There is no denying that the past few years have significantly accelerated the digitization of childhood. The play and learning experiences that dominate childhood have been largely moved online, with physical toys enhanced with digital elements and online platforms supplementing, if not outright replacing, real-world playgrounds for kids and teens to socialize with each other. As a result, the digital influence in the toy industry has been increasingly prominent. The dominance of video games, both as a media channel and a cultural force, is a good indicator.
Yet, at the same time, there’s a counter-trend developing that foretells a comeback of old school physical toys. Whether it’s the trainsets of the 1970s or Transformers from the 80s, an increasing portion of young adults are feeling overexposed to digital leisure experiences and instead are intentionally reconnecting with physical play. And toy brands have been taking notice. But digital play is not going anywhere either; instead, more toy brands are exploring a hybrid approach that leverages both physical components, as well as digital overlays and content, to complement each other and create next-level play experiences.
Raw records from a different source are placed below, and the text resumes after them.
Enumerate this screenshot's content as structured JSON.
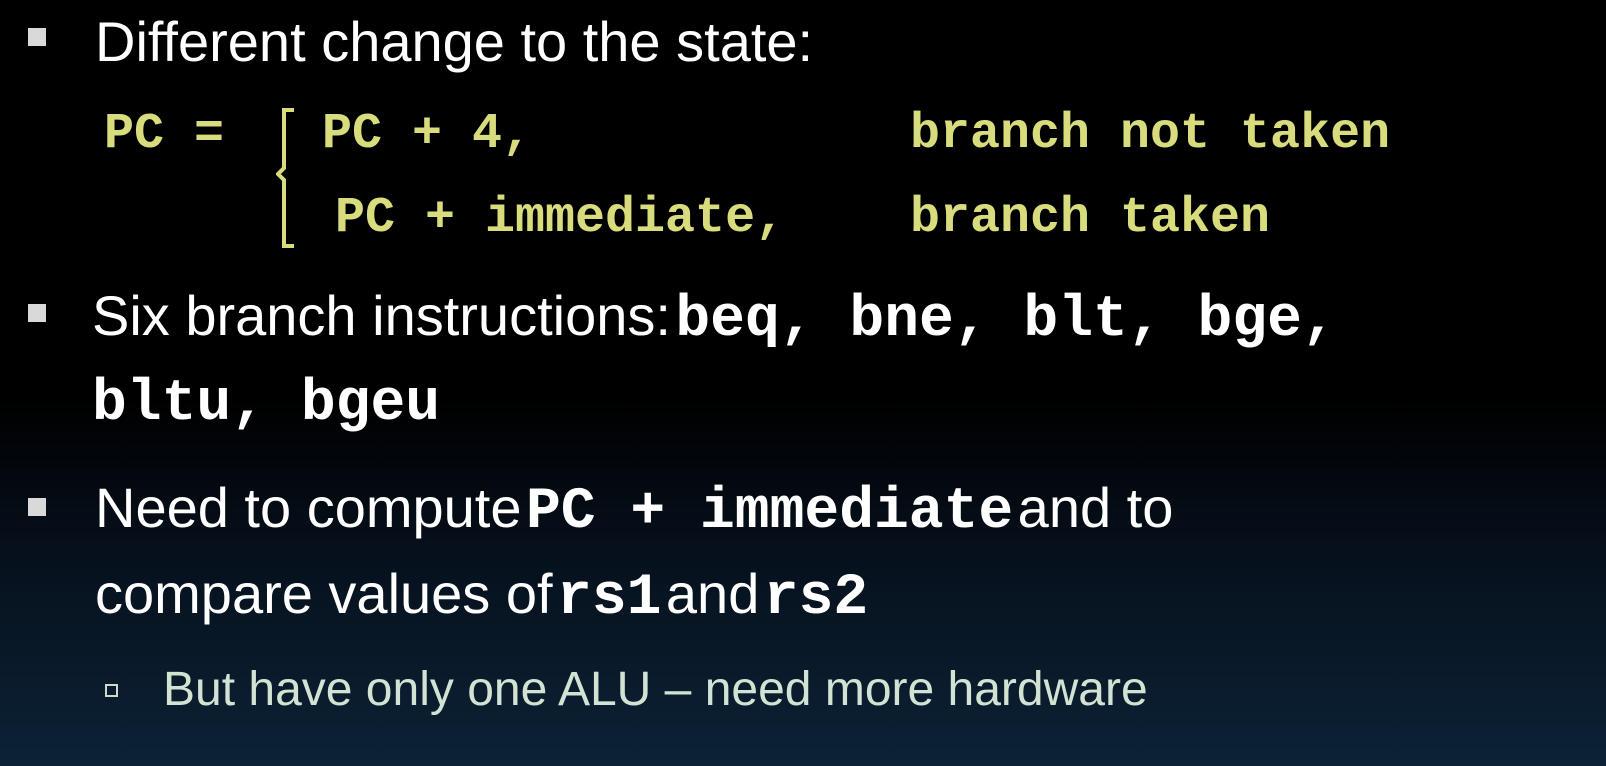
{
  "bullets": [
    {
      "text": "Different change to the state:"
    },
    {
      "prefix": "Six branch instructions:",
      "line1_code": "beq, bne, blt, bge,",
      "line2_code": "bltu, bgeu"
    },
    {
      "prefix": "Need to compute",
      "code1": "PC + immediate",
      "middle": "and to",
      "line2_prefix": "compare values of",
      "code2": "rs1",
      "and": "and",
      "code3": "rs2"
    }
  ],
  "equation": {
    "lhs": "PC =",
    "case1_expr": "PC + 4,",
    "case1_cond": "branch not taken",
    "case2_expr": "PC + immediate,",
    "case2_cond": "branch taken"
  },
  "sub_bullet": {
    "text": "But have only one ALU – need more hardware"
  },
  "colors": {
    "code_yellow": "#d8dc7c",
    "sub_text": "#d3e3d3",
    "bullet": "#d9d9d9"
  }
}
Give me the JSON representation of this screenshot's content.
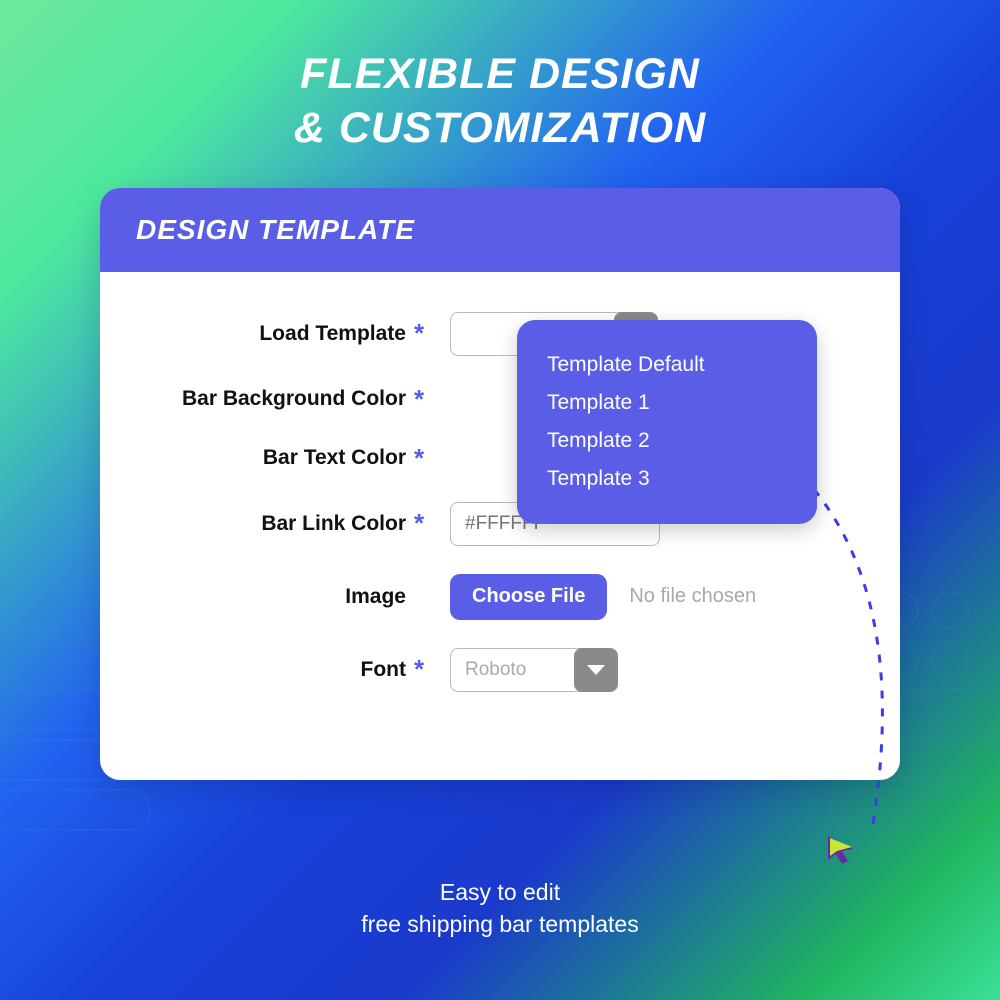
{
  "heading": {
    "line1": "FLEXIBLE DESIGN",
    "line2": "& CUSTOMIZATION"
  },
  "card": {
    "title": "DESIGN TEMPLATE",
    "fields": {
      "load_template": {
        "label": "Load Template",
        "value": ""
      },
      "bar_bg_color": {
        "label": "Bar Background Color"
      },
      "bar_text_color": {
        "label": "Bar Text Color"
      },
      "bar_link_color": {
        "label": "Bar Link Color",
        "placeholder": "#FFFFFF"
      },
      "image": {
        "label": "Image",
        "button": "Choose File",
        "status": "No file chosen"
      },
      "font": {
        "label": "Font",
        "value": "Roboto"
      }
    },
    "dropdown_options": [
      "Template Default",
      "Template 1",
      "Template 2",
      "Template 3"
    ]
  },
  "caption": {
    "line1": "Easy to edit",
    "line2": "free shipping bar templates"
  }
}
As with any industry these days, the prospect of slowing growth and recession looms over the toy industry as well. Nevertheless, to withstand the looming economic downturn and get ahead of the shifting consumer behavior, toy brands should take the following four emerging trends into strategic consideration.